In Jesus’ world, to quote a verse from a passage typically hearkened an audience back to the context of the entire passage. Jesus argument can be summarized like this: “Be careful about proof-texting, O Sadducees! The enemies of My forefather David thought the same thing and they were proven wrong. You think because My vindication hasn’t come immediately that My Father has abandoned Me? David thought that too, but he was proven wrong. In fact, he was eventually able to confess, ‘[God] has not despised nor abhorred the affliction of the afflicted; neither has He hidden His face from him; but when he cried to Him for help, He heard!’ (Psalm 22:24).”

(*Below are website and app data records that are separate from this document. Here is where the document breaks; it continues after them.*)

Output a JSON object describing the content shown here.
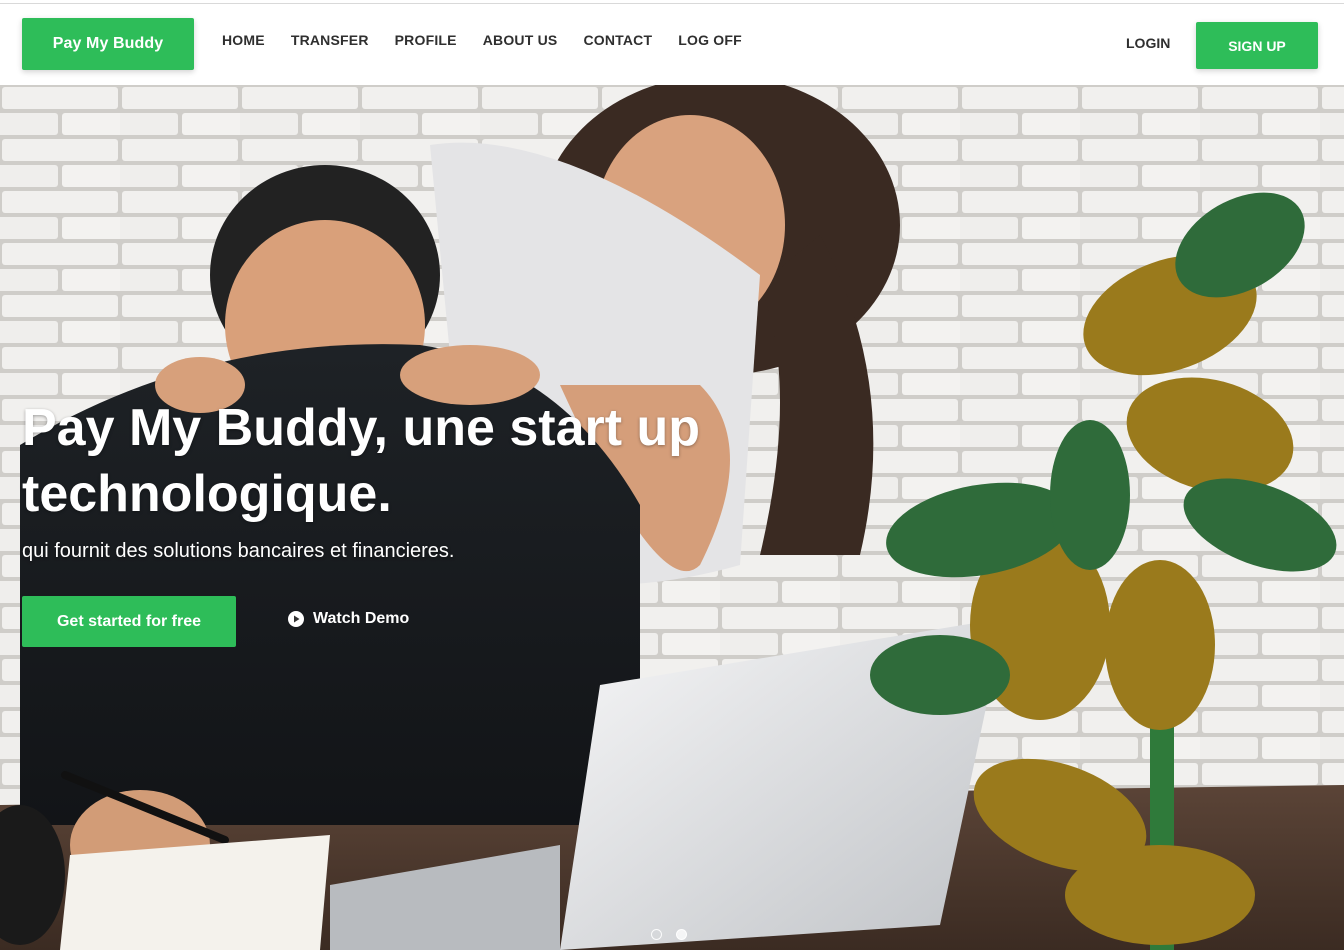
{
  "navbar": {
    "brand": "Pay My Buddy",
    "items": [
      {
        "label": "HOME"
      },
      {
        "label": "TRANSFER"
      },
      {
        "label": "PROFILE"
      },
      {
        "label": "ABOUT US"
      },
      {
        "label": "CONTACT"
      },
      {
        "label": "LOG OFF"
      }
    ],
    "login": "LOGIN",
    "signup": "SIGN UP"
  },
  "hero": {
    "title": "Pay My Buddy, une start up technologique.",
    "subtitle": "qui fournit des solutions bancaires et financieres.",
    "cta": "Get started for free",
    "demo": "Watch Demo",
    "demo_icon": "play-circle-icon",
    "slides": [
      {
        "active": true
      },
      {
        "active": false
      }
    ]
  },
  "colors": {
    "accent": "#2ebd59",
    "nav_text": "#2f2f2f"
  }
}
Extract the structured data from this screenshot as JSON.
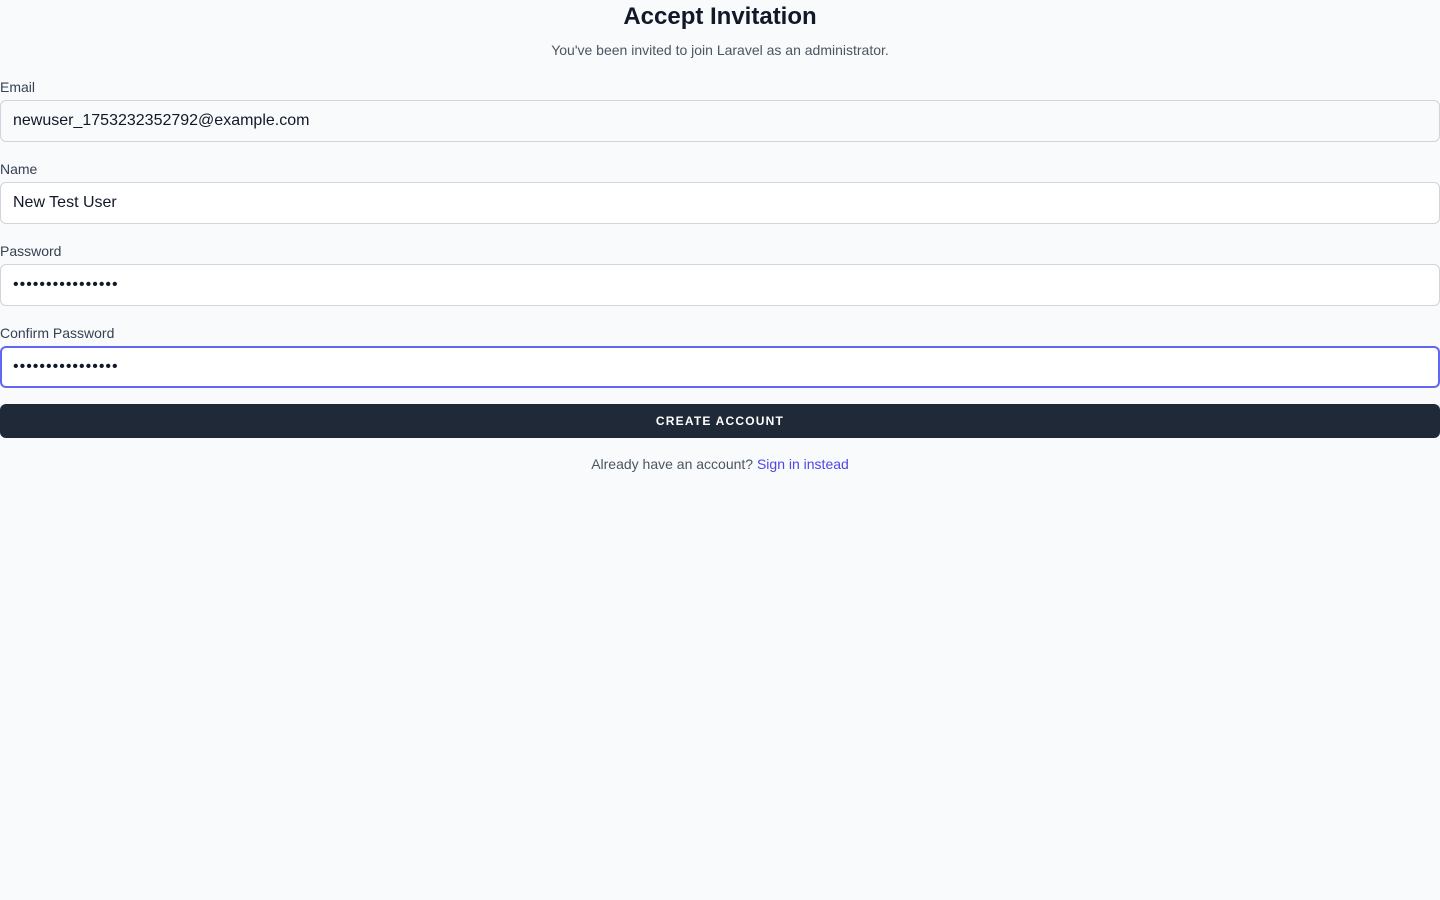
{
  "header": {
    "title": "Accept Invitation",
    "subtitle": "You've been invited to join Laravel as an administrator."
  },
  "form": {
    "email": {
      "label": "Email",
      "value": "newuser_1753232352792@example.com"
    },
    "name": {
      "label": "Name",
      "value": "New Test User"
    },
    "password": {
      "label": "Password",
      "value": "••••••••••••••••"
    },
    "confirm_password": {
      "label": "Confirm Password",
      "value": "••••••••••••••••"
    },
    "submit_label": "CREATE ACCOUNT"
  },
  "footer": {
    "prompt": "Already have an account?",
    "link_label": "Sign in instead"
  },
  "colors": {
    "background": "#f8fafc",
    "button": "#1f2937",
    "link": "#4f46e5",
    "focus_ring": "#6366f1"
  }
}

Who do those interpreters sound like who declare that Jesus was abandoned by God — David and His Son, or those who opposed and reviled them? Thank God He didn’t abandon David or Jesus — had He done so, what chance would we have when we sin? His presence is guaranteed, not by our performance, but by His promise! And His promises are sure: He is with us even in the valley of the shadow of death (Psalm 23:4) and He is a very present help in time of trouble (Psalm 46:1). He does not waver: He will be with us even to the end of the age (Matthew 28:20)! Next time we’re in crisis mode, let’s remember that as we walk through our own “valley of the shadow of death,” “Yet You are with me” (Psalm 23:4). Our feelings may fluctuate, but His unchanging Word declares, “I will never leave you or forsake you!” (Hebrews 13:5).
Easter Devotional Israel